=== Data extracts ===

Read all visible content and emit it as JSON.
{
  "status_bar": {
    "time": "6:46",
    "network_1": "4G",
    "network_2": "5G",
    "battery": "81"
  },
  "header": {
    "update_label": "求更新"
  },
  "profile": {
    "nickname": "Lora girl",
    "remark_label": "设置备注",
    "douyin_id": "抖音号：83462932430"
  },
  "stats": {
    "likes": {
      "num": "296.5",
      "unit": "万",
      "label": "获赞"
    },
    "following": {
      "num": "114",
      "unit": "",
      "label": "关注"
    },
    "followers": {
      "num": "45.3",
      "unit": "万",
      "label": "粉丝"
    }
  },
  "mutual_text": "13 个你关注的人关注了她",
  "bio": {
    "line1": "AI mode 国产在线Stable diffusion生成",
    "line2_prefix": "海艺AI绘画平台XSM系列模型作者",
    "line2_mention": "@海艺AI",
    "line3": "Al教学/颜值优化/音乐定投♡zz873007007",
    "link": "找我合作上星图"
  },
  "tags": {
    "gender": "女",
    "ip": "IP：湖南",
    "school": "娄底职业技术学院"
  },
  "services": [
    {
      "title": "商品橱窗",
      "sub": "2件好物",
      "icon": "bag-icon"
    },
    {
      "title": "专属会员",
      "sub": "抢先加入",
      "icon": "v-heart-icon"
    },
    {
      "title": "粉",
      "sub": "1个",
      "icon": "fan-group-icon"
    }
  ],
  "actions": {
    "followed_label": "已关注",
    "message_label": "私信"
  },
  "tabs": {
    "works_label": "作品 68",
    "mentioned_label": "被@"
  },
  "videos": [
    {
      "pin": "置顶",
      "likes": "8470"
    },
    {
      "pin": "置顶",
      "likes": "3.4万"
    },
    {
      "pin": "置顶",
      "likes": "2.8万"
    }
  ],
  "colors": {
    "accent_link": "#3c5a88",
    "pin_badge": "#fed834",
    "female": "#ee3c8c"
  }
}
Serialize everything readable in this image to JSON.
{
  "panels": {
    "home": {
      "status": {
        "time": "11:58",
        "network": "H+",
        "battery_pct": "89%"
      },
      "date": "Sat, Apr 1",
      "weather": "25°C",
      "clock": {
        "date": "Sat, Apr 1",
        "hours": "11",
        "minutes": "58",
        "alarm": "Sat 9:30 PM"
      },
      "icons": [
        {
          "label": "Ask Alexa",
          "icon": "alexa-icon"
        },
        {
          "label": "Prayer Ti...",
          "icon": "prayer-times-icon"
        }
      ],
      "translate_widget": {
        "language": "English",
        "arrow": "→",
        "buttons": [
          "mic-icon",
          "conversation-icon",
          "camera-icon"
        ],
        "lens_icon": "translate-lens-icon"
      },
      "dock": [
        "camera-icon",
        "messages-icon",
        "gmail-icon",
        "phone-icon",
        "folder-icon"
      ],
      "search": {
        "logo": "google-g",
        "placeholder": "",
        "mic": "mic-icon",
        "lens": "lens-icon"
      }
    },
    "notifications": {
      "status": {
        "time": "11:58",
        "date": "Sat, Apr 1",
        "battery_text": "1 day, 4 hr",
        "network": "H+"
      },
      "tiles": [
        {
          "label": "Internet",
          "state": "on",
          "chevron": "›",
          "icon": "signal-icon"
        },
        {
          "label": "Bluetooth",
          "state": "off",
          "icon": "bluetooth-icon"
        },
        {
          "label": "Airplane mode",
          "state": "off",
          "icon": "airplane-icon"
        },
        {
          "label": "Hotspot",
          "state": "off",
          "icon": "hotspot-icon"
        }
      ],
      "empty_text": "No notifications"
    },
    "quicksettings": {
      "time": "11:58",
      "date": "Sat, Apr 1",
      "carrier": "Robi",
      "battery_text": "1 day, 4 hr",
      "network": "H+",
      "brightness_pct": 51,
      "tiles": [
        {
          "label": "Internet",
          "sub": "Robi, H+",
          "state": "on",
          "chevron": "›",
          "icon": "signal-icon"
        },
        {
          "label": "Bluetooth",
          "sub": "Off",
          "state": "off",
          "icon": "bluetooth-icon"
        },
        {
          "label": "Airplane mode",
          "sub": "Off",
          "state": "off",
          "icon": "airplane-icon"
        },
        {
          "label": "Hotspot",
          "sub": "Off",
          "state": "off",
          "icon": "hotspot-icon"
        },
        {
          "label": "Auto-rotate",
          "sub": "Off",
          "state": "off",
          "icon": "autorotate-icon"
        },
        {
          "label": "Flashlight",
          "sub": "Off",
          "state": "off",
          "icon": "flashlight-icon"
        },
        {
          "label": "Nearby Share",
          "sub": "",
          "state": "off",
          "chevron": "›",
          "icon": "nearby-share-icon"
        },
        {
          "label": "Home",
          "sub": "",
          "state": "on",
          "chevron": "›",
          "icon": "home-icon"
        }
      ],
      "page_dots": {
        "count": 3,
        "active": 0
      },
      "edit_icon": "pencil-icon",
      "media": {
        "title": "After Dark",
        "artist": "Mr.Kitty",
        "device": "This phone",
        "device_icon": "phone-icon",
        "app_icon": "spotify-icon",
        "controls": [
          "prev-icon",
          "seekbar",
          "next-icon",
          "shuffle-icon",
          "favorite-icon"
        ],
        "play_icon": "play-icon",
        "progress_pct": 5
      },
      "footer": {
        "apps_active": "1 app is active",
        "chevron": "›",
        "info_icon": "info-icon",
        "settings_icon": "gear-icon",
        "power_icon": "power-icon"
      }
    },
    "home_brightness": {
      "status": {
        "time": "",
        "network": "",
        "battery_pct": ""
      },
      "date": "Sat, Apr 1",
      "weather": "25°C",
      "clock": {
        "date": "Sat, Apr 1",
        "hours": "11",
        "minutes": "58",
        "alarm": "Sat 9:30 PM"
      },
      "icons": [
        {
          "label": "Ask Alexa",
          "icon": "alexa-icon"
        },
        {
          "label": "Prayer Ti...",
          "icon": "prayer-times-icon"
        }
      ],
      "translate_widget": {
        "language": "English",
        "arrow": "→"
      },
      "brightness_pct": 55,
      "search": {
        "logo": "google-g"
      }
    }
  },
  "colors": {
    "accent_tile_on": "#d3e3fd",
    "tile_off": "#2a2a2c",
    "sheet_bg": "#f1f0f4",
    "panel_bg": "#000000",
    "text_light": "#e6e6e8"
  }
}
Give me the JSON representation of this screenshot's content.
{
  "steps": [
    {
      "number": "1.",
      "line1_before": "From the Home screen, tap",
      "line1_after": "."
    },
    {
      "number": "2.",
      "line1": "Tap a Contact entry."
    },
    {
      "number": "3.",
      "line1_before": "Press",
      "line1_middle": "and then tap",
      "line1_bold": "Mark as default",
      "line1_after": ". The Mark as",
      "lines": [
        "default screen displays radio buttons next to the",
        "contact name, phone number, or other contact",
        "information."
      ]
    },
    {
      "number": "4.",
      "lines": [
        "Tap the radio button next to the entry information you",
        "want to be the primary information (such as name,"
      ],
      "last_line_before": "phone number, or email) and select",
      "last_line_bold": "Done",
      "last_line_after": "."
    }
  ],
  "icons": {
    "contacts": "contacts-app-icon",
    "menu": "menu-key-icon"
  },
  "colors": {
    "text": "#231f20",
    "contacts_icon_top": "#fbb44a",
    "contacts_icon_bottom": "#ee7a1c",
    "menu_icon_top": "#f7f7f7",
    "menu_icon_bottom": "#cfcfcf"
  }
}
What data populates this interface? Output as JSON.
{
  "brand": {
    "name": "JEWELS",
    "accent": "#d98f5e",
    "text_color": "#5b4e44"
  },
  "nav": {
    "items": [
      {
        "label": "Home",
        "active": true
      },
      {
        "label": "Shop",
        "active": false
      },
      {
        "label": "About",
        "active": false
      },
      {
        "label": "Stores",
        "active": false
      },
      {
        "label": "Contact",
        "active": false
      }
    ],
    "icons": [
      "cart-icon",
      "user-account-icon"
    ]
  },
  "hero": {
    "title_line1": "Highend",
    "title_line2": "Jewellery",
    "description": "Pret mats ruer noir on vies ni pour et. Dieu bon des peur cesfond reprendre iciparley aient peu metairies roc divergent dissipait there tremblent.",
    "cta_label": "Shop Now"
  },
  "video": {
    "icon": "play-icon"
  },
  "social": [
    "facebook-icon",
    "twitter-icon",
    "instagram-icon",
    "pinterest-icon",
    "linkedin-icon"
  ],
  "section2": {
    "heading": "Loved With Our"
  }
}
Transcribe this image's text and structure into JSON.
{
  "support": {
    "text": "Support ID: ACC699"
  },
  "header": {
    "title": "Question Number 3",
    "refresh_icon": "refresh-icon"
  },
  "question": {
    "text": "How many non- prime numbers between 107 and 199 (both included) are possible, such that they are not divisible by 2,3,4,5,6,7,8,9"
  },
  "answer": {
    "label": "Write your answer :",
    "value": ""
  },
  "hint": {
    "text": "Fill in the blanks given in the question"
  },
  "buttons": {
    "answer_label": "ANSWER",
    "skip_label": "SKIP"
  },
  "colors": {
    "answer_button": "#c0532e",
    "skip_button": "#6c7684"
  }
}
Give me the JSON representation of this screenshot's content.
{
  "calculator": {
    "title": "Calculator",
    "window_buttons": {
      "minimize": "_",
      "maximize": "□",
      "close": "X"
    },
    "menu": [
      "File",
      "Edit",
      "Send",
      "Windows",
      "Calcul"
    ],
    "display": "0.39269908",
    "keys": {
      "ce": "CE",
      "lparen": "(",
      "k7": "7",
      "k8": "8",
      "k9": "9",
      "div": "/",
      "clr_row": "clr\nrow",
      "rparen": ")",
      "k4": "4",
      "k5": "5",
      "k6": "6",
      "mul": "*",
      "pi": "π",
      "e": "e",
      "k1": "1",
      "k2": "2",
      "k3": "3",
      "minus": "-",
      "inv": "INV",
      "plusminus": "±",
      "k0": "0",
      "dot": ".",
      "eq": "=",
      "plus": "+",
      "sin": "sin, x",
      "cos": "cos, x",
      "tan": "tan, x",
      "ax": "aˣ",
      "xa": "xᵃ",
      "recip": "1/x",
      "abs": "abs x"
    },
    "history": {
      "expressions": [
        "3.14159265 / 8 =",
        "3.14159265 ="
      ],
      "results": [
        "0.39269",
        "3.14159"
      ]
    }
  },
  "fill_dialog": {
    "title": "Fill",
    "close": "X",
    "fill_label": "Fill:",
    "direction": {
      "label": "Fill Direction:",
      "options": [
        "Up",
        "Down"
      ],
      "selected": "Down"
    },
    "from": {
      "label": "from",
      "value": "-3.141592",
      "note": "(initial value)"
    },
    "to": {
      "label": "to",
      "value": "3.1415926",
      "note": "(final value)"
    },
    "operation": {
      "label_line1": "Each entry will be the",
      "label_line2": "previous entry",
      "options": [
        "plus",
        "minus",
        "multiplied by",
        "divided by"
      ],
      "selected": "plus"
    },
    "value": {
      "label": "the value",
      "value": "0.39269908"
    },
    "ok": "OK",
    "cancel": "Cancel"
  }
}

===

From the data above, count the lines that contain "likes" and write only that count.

4